Tarbell (1857-1944) and Steffens (1866-1936) were two of the most famous muckrakers. Tarbell had been a magazine editor in the 1880s before beginning her association with McClure’s in 1894. Besides her extensive reports on Rockefeller’s Standard Oil Company, which were compiled into a book, she is best remembered for her biography of Abraham Lincoln.
Steffens had begun writing about police corruption and city government shenanigans for the New York Evening Post in the 1890s. After 1910, he became skeptical of the value of expositive journalism and shifted his interest to revolutionary politics.

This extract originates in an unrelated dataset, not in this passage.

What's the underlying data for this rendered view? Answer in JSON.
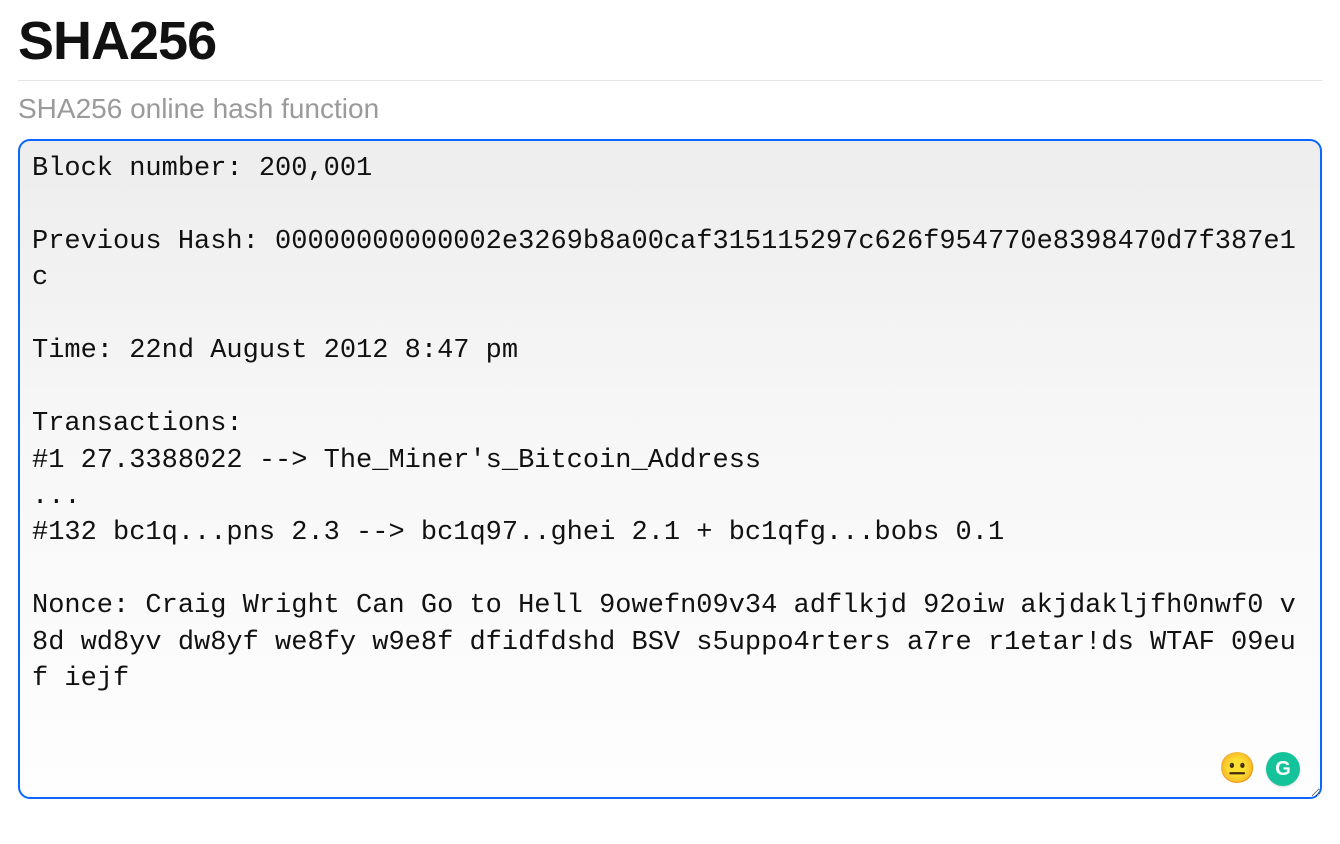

Other early 20th-Century muckrakers included Ray Stannard Baker, who wrote about child labor and other appalling workplace conditions. David Graham Phillips decried politicians who were controlled by business and industry interests. Samuel Hopkins Adams cited false claims of popular patent medicines.
Positive Results of Muckraking
The work of the early muckrakers was instrumental in bringing about laws that began to remedy corrupt, immoral and unsafe conditions. A leading example was Upton Sinclair’s best-seller The Jungle. It described atrocities in the meat-packing industry and was partly responsible for passage of the 1906 Pure Food and Drug Act.
Exposé journalism has continued ever since. Media watchdogs monitor the fine line between objective, useful, investigative reporting and sensational, protracted dirt digging. The label “muckraker” sometimes is applied with respect, sometimes with contempt.